→ **REQUIRED WORK**
Every line of the listing that contains the word "toxicity" is to be copied out.

━━━ RECORDED INFORMATION

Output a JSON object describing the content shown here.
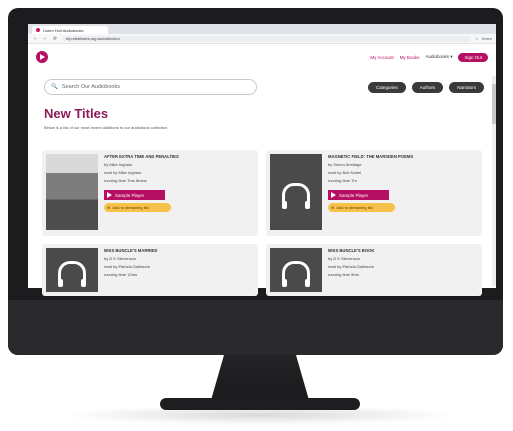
{
  "browser": {
    "tab_title": "Listen Hull Audiobooks",
    "address": "etp.ebibliotek.org.au/collection",
    "menu_label": "Xmen"
  },
  "header": {
    "my_account": "My Account",
    "my_books": "My Books",
    "audiobooks": "Audiobooks ▾",
    "sign_out": "Sign Out"
  },
  "search": {
    "placeholder": "Search Our Audiobooks"
  },
  "filters": [
    "Categories",
    "Authors",
    "Narrators"
  ],
  "page": {
    "title": "New Titles",
    "subtitle": "Below is a list of our most recent additions to our audiobook collection"
  },
  "cards": [
    {
      "title": "AFTER EXTRA TIME AND PENALTIES",
      "by": "by Mike Ingham",
      "read": "read by Mike Ingham",
      "time": "running time 7hrs 8mins",
      "sample": "Sample Player",
      "wish": "Add to streaming list",
      "cover": "photo"
    },
    {
      "title": "MAGNETIC FIELD: THE MARSDEN POEMS",
      "by": "by Simon Armitage",
      "read": "read by Bob Nobel",
      "time": "running time 7hr",
      "sample": "Sample Player",
      "wish": "Add to streaming list",
      "cover": "headphones"
    },
    {
      "title": "MISS BUNCLE'S MARRIED",
      "by": "by D E Stevenson",
      "read": "read by Patricia Gallimore",
      "time": "running time 12hrs",
      "cover": "headphones"
    },
    {
      "title": "MISS BUNCLE'S BOOK",
      "by": "by D E Stevenson",
      "read": "read by Patricia Gallimore",
      "time": "running time 9hrs",
      "cover": "headphones"
    }
  ],
  "colors": {
    "brand": "#b50e63",
    "title": "#8b1c59",
    "pill": "#3a3a3a",
    "wish": "#f6c24a"
  }
}
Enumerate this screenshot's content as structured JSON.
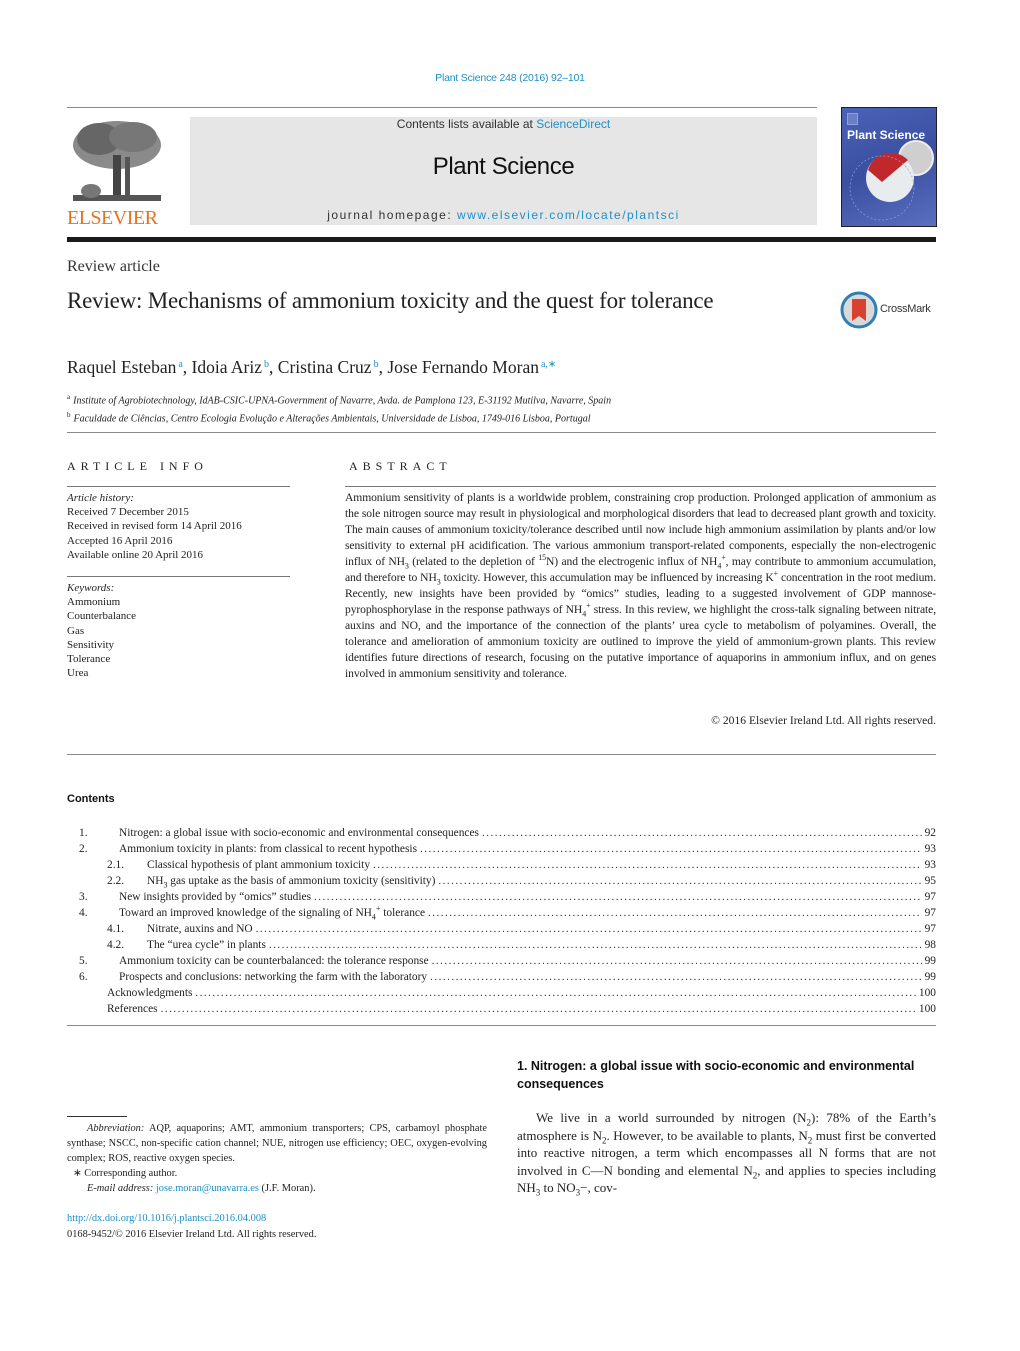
{
  "header": {
    "citation": "Plant Science 248 (2016) 92–101",
    "contents_prefix": "Contents lists available at ",
    "contents_link": "ScienceDirect",
    "journal_name": "Plant Science",
    "homepage_prefix": "journal homepage: ",
    "homepage_link": "www.elsevier.com/locate/plantsci",
    "publisher_logo_text": "ELSEVIER",
    "cover_title": "Plant Science",
    "crossmark_label": "CrossMark",
    "colors": {
      "link": "#1f8fc4",
      "elsevier_orange": "#e9711c",
      "header_bg": "#e6e6e6",
      "cover_blue": "#4a62b8"
    }
  },
  "article": {
    "type": "Review article",
    "title": "Review: Mechanisms of ammonium toxicity and the quest for tolerance",
    "authors": [
      {
        "name": "Raquel Esteban",
        "sup": "a"
      },
      {
        "name": "Idoia Ariz",
        "sup": "b"
      },
      {
        "name": "Cristina Cruz",
        "sup": "b"
      },
      {
        "name": "Jose Fernando Moran",
        "sup": "a,∗"
      }
    ],
    "affiliations": [
      {
        "mark": "a",
        "text": "Institute of Agrobiotechnology, IdAB-CSIC-UPNA-Government of Navarre, Avda. de Pamplona 123, E-31192 Mutilva, Navarre, Spain"
      },
      {
        "mark": "b",
        "text": "Faculdade de Ciências, Centro Ecologia Evolução e Alterações Ambientais, Universidade de Lisboa, 1749-016 Lisboa, Portugal"
      }
    ]
  },
  "article_info": {
    "heading": "ARTICLE INFO",
    "history_label": "Article history:",
    "history": [
      "Received 7 December 2015",
      "Received in revised form 14 April 2016",
      "Accepted 16 April 2016",
      "Available online 20 April 2016"
    ],
    "keywords_label": "Keywords:",
    "keywords": [
      "Ammonium",
      "Counterbalance",
      "Gas",
      "Sensitivity",
      "Tolerance",
      "Urea"
    ]
  },
  "abstract": {
    "heading": "ABSTRACT",
    "parts": {
      "p1": "Ammonium sensitivity of plants is a worldwide problem, constraining crop production. Prolonged application of ammonium as the sole nitrogen source may result in physiological and morphological disorders that lead to decreased plant growth and toxicity. The main causes of ammonium toxicity/tolerance described until now include high ammonium assimilation by plants and/or low sensitivity to external pH acidification. The various ammonium transport-related components, especially the non-electrogenic influx of NH",
      "p2": " (related to the depletion of ",
      "p3": "N) and the electrogenic influx of NH",
      "p4": ", may contribute to ammonium accumulation, and therefore to NH",
      "p5": " toxicity. However, this accumulation may be influenced by increasing K",
      "p6": " concentration in the root medium. Recently, new insights have been provided by “omics” studies, leading to a suggested involvement of GDP mannose-pyrophosphorylase in the response pathways of NH",
      "p7": " stress. In this review, we highlight the cross-talk signaling between nitrate, auxins and NO, and the importance of the connection of the plants’ urea cycle to metabolism of polyamines. Overall, the tolerance and amelioration of ammonium toxicity are outlined to improve the yield of ammonium-grown plants. This review identifies future directions of research, focusing on the putative importance of aquaporins in ammonium influx, and on genes involved in ammonium sensitivity and tolerance.",
      "sub3": "3",
      "sup15": "15",
      "sub4": "4",
      "supplus": "+"
    },
    "copyright": "© 2016 Elsevier Ireland Ltd. All rights reserved."
  },
  "contents": {
    "title": "Contents",
    "items": [
      {
        "num": "1.",
        "level": 1,
        "label": "Nitrogen: a global issue with socio-economic and environmental consequences",
        "page": "92"
      },
      {
        "num": "2.",
        "level": 1,
        "label": "Ammonium toxicity in plants: from classical to recent hypothesis",
        "page": "93"
      },
      {
        "num": "2.1.",
        "level": 2,
        "label": "Classical hypothesis of plant ammonium toxicity",
        "page": "93"
      },
      {
        "num": "2.2.",
        "level": 2,
        "label_pre": "NH",
        "label_sub": "3",
        "label_post": " gas uptake as the basis of ammonium toxicity (sensitivity)",
        "page": "95"
      },
      {
        "num": "3.",
        "level": 1,
        "label": "New insights provided by “omics” studies",
        "page": "97"
      },
      {
        "num": "4.",
        "level": 1,
        "label_pre": "Toward an improved knowledge of the signaling of NH",
        "label_sub": "4",
        "label_sup": "+",
        "label_post": " tolerance",
        "page": "97"
      },
      {
        "num": "4.1.",
        "level": 2,
        "label": "Nitrate, auxins and NO",
        "page": "97"
      },
      {
        "num": "4.2.",
        "level": 2,
        "label": "The “urea cycle” in plants",
        "page": "98"
      },
      {
        "num": "5.",
        "level": 1,
        "label": "Ammonium toxicity can be counterbalanced: the tolerance response",
        "page": "99"
      },
      {
        "num": "6.",
        "level": 1,
        "label": "Prospects and conclusions: networking the farm with the laboratory",
        "page": "99"
      },
      {
        "num": "",
        "level": 0,
        "label": "Acknowledgments",
        "page": "100"
      },
      {
        "num": "",
        "level": 0,
        "label": "References",
        "page": "100"
      }
    ]
  },
  "section1": {
    "heading": "1.  Nitrogen: a global issue with socio-economic and environmental consequences",
    "t1": "We live in a world surrounded by nitrogen (N",
    "t2": "): 78% of the Earth’s atmosphere is N",
    "t3": ". However, to be available to plants, N",
    "t4": " must first be converted into reactive nitrogen, a term which encompasses all N forms that are not involved in C—N bonding and elemental N",
    "t5": ", and applies to species including NH",
    "t6": " to NO",
    "t7": "−, cov-",
    "sub2": "2",
    "sub3": "3"
  },
  "footnotes": {
    "abbrev_label": "Abbreviation:",
    "abbrev_text": " AQP, aquaporins; AMT, ammonium transporters; CPS, carbamoyl phosphate synthase; NSCC, non-specific cation channel; NUE, nitrogen use efficiency; OEC, oxygen-evolving complex; ROS, reactive oxygen species.",
    "corresponding": "∗  Corresponding author.",
    "email_label": "E-mail address:",
    "email": "jose.moran@unavarra.es",
    "email_suffix": " (J.F. Moran).",
    "doi": "http://dx.doi.org/10.1016/j.plantsci.2016.04.008",
    "issn": "0168-9452/© 2016 Elsevier Ireland Ltd. All rights reserved."
  }
}
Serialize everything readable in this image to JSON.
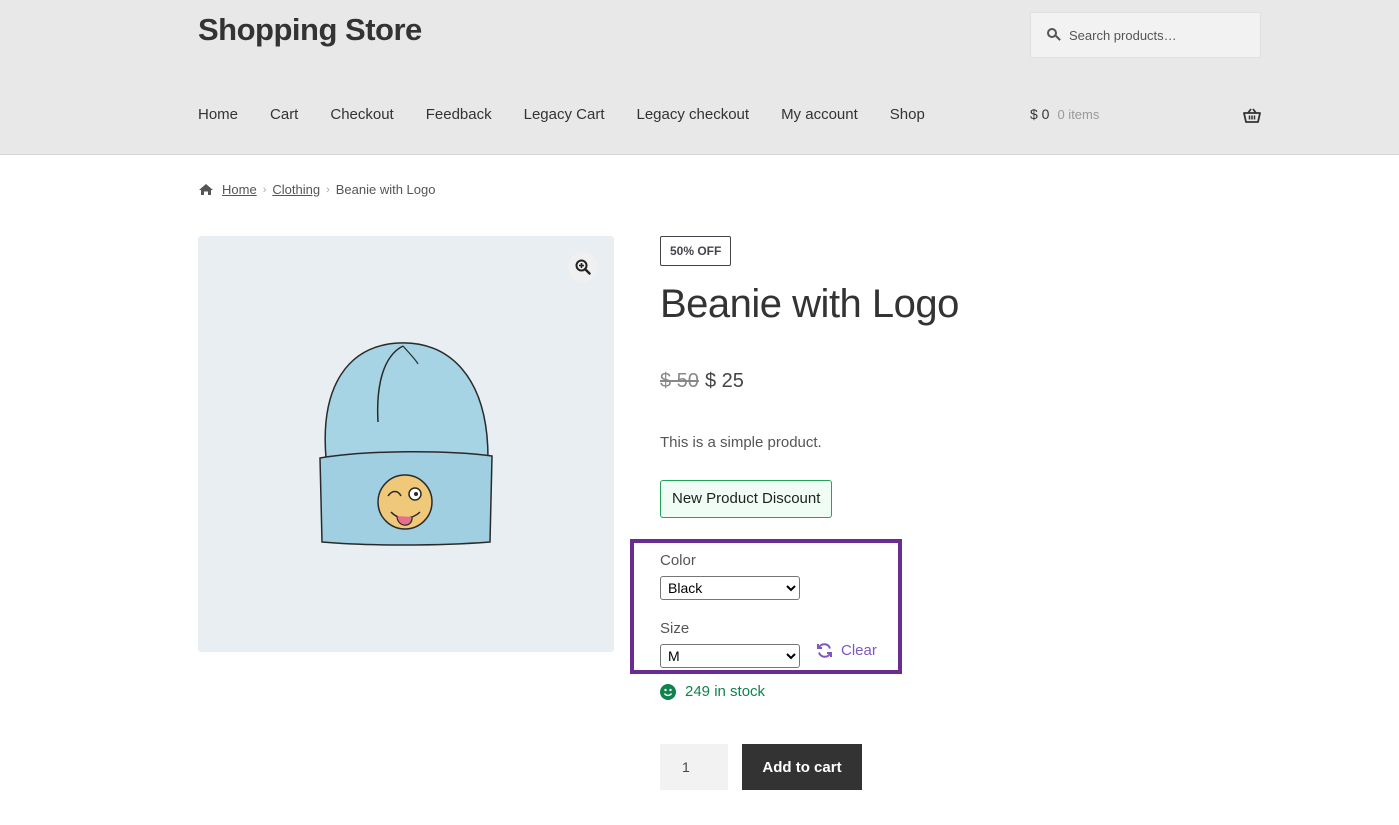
{
  "site": {
    "title": "Shopping Store"
  },
  "search": {
    "placeholder": "Search products…"
  },
  "nav": {
    "items": [
      {
        "label": "Home"
      },
      {
        "label": "Cart"
      },
      {
        "label": "Checkout"
      },
      {
        "label": "Feedback"
      },
      {
        "label": "Legacy Cart"
      },
      {
        "label": "Legacy checkout"
      },
      {
        "label": "My account"
      },
      {
        "label": "Shop"
      }
    ]
  },
  "cart": {
    "amount": "$ 0",
    "count": "0 items",
    "icon": "basket-icon"
  },
  "breadcrumb": {
    "home": "Home",
    "category": "Clothing",
    "current": "Beanie with Logo",
    "icon": "home-icon"
  },
  "product": {
    "badge": "50% OFF",
    "title": "Beanie with Logo",
    "regular_price": "$ 50",
    "sale_price": "$ 25",
    "short_description": "This is a simple product.",
    "discount_label": "New Product Discount",
    "image": {
      "name": "beanie-with-logo",
      "background": "#e8eef1",
      "accent": "#a7d4e4"
    },
    "variations": {
      "color": {
        "label": "Color",
        "value": "Black"
      },
      "size": {
        "label": "Size",
        "value": "M"
      },
      "clear_label": "Clear",
      "highlight_color": "#6a2c91"
    },
    "stock": {
      "text": "249 in stock",
      "color": "#0f834d"
    },
    "quantity": "1",
    "add_to_cart_label": "Add to cart"
  },
  "colors": {
    "link_accent": "#7e57c2",
    "header_bg": "#e8e8e8",
    "button_bg": "#333333"
  }
}
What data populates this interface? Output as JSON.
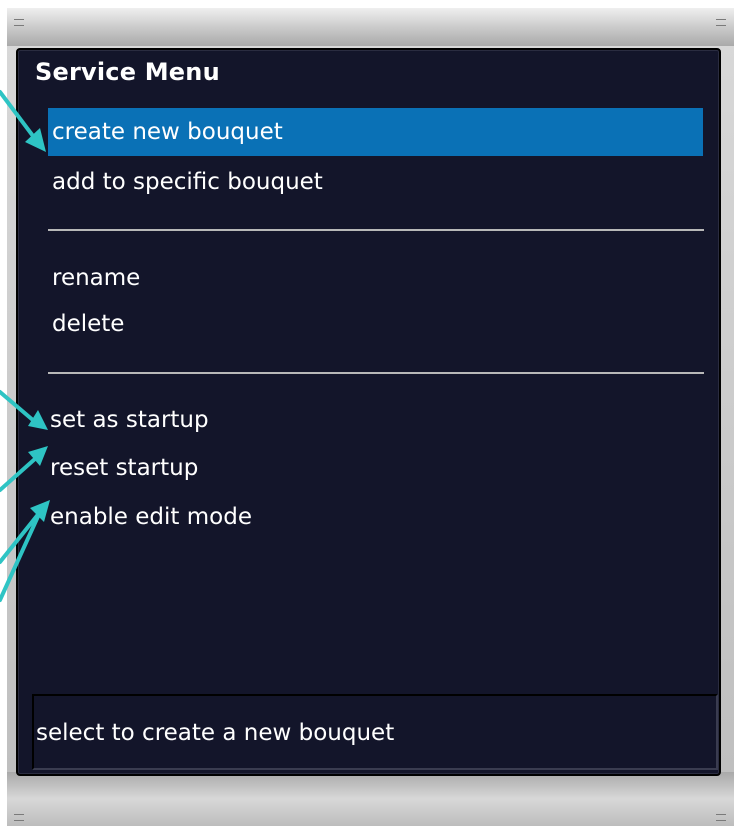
{
  "menu": {
    "title": "Service Menu",
    "groups": [
      {
        "items": [
          {
            "label": "create new bouquet",
            "selected": true
          },
          {
            "label": "add to specific bouquet",
            "selected": false
          }
        ]
      },
      {
        "items": [
          {
            "label": "rename",
            "selected": false
          },
          {
            "label": "delete",
            "selected": false
          }
        ]
      },
      {
        "items": [
          {
            "label": "set as startup",
            "selected": false
          },
          {
            "label": "reset startup",
            "selected": false
          },
          {
            "label": "enable edit mode",
            "selected": false
          }
        ]
      }
    ]
  },
  "status": {
    "help_text": "select to create a new bouquet"
  },
  "colors": {
    "background": "#13152a",
    "selection": "#0a71b6",
    "annotation_arrow": "#2ec4c4",
    "text": "#ffffff",
    "separator": "#b8b8b8"
  }
}
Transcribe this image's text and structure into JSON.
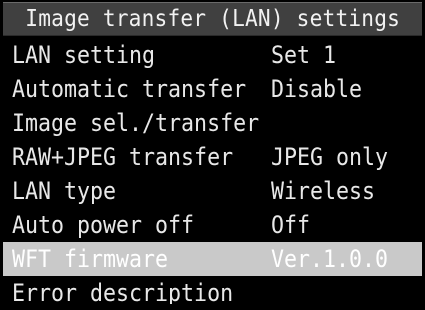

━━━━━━

→ **EXERCISE SOLUTION**
    "title": "Review: Mechanisms of ammonium toxicity and the quest for tolerance",
      "p1": "Ammonium sensitivity of plants is a worldwide problem, constraining crop production. Prolonged application of ammonium as the sole nitrogen source may result in physiological and morphological disorders that lead to decreased plant growth and toxicity. The main causes of ammonium toxicity/tolerance described until now include high ammonium assimilation by plants and/or low sensitivity to external pH acidification. The various ammonium transport-related components, especially the non-electrogenic influx of NH",
      "p5": " toxicity. However, this accumulation may be influenced by increasing K",
      "p7": " stress. In this review, we highlight the cross-talk signaling between nitrate, auxins and NO, and the importance of the connection of the plants’ urea cycle to metabolism of polyamines. Overall, the tolerance and amelioration of ammonium toxicity are outlined to improve the yield of ammonium-grown plants. This review identifies future directions of research, focusing on the putative importance of aquaporins in ammonium influx, and on genes involved in ammonium sensitivity and tolerance.",
        "label": "Ammonium toxicity in plants: from classical to recent hypothesis",
        "label": "Classical hypothesis of plant ammonium toxicity",
        "label_post": " gas uptake as the basis of ammonium toxicity (sensitivity)",
        "label": "Ammonium toxicity can be counterbalanced: the tolerance response",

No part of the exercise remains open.